Skip to main content

Easy departmental data collection with google drive

In Physical education, like any other subject we are constantly collecting data on all students - our data then has to get crunched to go into our Kamar reporting system.  A few years ago things were getting a bit messy and data was going missing on old bits of paper and numbers were getting plucked out of the air more often than rugby balls were going missing from our store cupboard!

Google spreadsheets seemed the obvious choice as some of the department were already half using excel to collate data.  I created a shared document (see here for a guide) and headed the table columns for each term/credit period.  Our reporting system required a 1-9 scale for each skill assessed so a formular was applied to turn a beep test score into a numerical value, or a sprint time into a value between 1-9.  This could then be applied to all students for all teachers in the year group.  We could also create totals and averages for each class, teacher and year group.  At the end of each term the list was printed out and pinned up in the gym for the students to admire their efforts!

So how was this different from using an excel document on a shared school network drive?  The main advantages were that the whole department could all edit at the same time - on a shared drive only one copy of a MS office document can be open at once.  Often the data entry was done immediately after school or during breaks, and it was important that we could all be on at the same time.  The ability to chat or comment online was also good for staff and as a HOD - I could quickly scan and comment on any data that looked a bit inaccurate, and leave a comment or mention it to a staff member so they could amend it.  Some classes and students were also invited to 'view' the document - the really keen boys liked seeing the scores updated and there was a great sense of competition and it definitely increased motivation for the students.

2012 Update - We have been using the system now for 2 years and is working well, students and staff are familiar with the system - it is also good to be able to go back in the records and see how a student performed in previous years.



Popular posts from this blog

How to collaborate with ChatGPT in the research process and actually learn something

If you have used chatGPT before, it can sometimes feel like talking with someone who has done too much of their 'research on Facebook', filling in gaps with random facts marginally related to the topic just so they can respond and keep the conversation going. However, if applied or 'prompted' correctly, with the user utterly aware of the limitations and ethical considerations, chatGPT can be a helpful research assistant. There is already a wide range of tools available that are built on chatGPT that can support many of the things described below; however, I am still a bit hesitant to rush in with most of them being 'freemium' or asking you to upload your own research and other details or data into their database, I'm happy to stick with the open version of chatGPT as it is what our students have access to. Image created with AI The following guide highlights some prompts, some follow-up questions and most importantly, what you need to do next to follow up a

Motivation and homework follow up...

Last week I wrote about setting a homework challenge to learn muscles of the body as an online game - the students then had to post screen grabs on google+ to show they had done it and to be in contention for the hallowed prize of 'King of the Muscles' and a cafe voucher.
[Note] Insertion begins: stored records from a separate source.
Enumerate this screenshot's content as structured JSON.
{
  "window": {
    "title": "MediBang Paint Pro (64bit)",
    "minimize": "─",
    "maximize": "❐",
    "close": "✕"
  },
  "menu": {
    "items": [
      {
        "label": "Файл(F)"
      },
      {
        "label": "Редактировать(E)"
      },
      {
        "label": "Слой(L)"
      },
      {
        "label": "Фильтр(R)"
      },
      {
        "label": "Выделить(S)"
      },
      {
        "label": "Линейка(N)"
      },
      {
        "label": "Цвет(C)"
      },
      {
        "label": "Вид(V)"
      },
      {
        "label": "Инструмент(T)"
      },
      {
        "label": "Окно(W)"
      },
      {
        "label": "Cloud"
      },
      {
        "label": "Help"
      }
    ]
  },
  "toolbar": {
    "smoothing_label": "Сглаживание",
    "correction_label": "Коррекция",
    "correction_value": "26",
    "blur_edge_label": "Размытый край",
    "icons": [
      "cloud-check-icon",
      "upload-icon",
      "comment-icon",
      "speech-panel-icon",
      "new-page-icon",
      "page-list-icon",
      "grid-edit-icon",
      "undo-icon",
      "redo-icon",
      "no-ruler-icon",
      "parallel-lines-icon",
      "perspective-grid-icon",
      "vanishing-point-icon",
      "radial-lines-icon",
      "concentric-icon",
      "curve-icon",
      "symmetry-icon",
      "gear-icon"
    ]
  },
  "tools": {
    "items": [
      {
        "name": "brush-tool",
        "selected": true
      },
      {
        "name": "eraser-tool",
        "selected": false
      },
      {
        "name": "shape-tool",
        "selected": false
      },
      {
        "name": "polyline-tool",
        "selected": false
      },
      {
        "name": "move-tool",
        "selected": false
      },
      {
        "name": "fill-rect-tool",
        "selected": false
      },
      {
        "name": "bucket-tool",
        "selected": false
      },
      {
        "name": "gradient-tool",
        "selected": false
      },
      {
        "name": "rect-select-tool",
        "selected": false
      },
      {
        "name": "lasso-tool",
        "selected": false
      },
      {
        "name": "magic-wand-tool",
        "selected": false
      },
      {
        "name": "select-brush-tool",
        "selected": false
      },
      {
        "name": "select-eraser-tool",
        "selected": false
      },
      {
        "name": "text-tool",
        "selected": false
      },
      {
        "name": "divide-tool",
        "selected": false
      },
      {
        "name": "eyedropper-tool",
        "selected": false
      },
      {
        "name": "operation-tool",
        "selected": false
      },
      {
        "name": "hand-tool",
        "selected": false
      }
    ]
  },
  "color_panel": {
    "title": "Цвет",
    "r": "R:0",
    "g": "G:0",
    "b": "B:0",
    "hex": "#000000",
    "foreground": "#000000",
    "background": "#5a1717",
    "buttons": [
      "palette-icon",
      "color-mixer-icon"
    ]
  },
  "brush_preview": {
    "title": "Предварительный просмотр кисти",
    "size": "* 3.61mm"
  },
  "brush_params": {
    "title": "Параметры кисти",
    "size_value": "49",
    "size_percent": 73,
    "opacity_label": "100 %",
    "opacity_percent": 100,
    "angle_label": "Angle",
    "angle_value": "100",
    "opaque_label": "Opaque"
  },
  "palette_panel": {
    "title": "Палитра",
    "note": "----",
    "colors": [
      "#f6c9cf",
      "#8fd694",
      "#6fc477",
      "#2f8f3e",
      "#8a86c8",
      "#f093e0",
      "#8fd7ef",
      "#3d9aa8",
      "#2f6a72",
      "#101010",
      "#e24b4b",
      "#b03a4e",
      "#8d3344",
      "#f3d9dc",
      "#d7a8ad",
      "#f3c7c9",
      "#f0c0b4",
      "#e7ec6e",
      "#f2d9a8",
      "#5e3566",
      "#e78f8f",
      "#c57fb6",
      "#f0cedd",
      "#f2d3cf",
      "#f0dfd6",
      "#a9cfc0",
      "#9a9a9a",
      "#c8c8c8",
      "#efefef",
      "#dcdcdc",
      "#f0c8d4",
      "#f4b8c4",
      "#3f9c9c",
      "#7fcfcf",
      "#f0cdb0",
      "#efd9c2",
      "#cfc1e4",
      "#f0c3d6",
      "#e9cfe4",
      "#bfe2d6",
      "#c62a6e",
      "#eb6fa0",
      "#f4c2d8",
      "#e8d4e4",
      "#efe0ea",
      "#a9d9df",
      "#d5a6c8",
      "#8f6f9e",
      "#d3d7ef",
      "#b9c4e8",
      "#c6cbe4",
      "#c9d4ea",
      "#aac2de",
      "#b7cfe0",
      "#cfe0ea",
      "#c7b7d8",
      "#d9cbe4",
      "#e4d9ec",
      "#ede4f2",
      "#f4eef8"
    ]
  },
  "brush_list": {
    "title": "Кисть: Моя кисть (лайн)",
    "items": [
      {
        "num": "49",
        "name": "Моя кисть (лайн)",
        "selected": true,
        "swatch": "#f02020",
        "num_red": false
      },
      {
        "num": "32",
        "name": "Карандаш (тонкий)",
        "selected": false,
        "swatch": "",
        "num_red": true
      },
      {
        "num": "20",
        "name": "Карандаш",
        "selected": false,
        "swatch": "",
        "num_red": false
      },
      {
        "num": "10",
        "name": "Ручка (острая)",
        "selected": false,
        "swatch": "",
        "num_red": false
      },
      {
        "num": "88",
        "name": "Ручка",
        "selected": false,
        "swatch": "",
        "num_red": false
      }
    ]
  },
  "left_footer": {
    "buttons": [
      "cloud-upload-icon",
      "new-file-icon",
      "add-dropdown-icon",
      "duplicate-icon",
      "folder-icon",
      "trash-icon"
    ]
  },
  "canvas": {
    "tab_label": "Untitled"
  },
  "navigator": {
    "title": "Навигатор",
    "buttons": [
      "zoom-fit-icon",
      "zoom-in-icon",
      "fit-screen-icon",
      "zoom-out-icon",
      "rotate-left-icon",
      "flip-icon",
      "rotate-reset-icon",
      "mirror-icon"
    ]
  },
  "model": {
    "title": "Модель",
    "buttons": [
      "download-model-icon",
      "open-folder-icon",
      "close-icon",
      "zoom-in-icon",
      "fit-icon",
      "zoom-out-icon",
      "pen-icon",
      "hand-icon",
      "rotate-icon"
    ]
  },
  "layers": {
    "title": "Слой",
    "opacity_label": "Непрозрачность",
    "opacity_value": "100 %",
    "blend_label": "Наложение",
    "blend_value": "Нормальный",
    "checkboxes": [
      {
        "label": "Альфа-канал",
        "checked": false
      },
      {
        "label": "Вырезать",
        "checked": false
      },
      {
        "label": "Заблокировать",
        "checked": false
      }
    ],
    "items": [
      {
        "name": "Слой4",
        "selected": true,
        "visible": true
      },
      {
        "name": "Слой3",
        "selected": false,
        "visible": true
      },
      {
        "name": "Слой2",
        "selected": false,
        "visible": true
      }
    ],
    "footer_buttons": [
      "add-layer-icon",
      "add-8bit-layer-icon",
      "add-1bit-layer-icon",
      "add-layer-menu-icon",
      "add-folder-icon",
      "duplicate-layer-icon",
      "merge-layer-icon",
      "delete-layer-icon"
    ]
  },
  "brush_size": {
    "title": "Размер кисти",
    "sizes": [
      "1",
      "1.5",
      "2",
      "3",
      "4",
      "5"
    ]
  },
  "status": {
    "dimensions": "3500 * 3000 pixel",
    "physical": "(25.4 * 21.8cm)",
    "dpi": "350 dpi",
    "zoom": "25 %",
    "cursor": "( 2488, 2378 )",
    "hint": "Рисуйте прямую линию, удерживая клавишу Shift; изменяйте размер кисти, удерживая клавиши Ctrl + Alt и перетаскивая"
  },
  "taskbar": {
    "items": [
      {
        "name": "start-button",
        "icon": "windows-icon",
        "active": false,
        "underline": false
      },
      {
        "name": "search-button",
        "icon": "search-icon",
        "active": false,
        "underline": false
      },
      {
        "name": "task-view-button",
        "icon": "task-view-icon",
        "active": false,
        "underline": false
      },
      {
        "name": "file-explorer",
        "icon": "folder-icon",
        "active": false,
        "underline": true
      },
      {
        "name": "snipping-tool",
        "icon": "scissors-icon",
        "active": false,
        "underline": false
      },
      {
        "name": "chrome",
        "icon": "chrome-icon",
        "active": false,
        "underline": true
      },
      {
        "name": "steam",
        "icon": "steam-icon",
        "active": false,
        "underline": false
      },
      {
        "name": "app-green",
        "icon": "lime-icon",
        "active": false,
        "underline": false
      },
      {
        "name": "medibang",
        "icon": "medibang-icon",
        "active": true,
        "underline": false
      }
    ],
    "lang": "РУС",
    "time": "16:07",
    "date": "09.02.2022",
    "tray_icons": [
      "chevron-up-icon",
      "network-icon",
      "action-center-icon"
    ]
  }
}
I wasn't quite sure how it was going to go, but by Thursday the buzz in all my senior classes was about ' poke-a-muscle '.  The boys were so excited about it they'd post a score, and then find out that someone had beaten them, and then rush out of the class at interval to get to a computer and beat the top score.  I even had an email on Saturday (two days after the due date) from two boys who had been practicing and spent the afternoon working together to try and beat the original high scores they had submitted with the homework!!!

Group email parents with Kamar and Gmail

After # EdChatNZ on Thursday night I was really determined to make digital contact with parents and share with them the great work their sons were doing!  At our school we use Kamar to collect absences, store student data and report back to parents.  It has a handy function where you can click on a student and email the parents directly, but I wanted to email all the parents of classes at once.  After a bit of playing around I managed to find a way to do it, here's what I did!!! 1) In Kamar select 'Printing' then select 'Export'  This will save the file so you can copy the addresses into gmail, rather than printing it out. 2) Now you need to select your class - as I wanted to email one class at a time I need to select a single class, but you have to option to select multiple groups.  Click on 'Option Subject' and then type your teacher code into the box.  Your classes should all appear and then when you select the class it will copy into the bo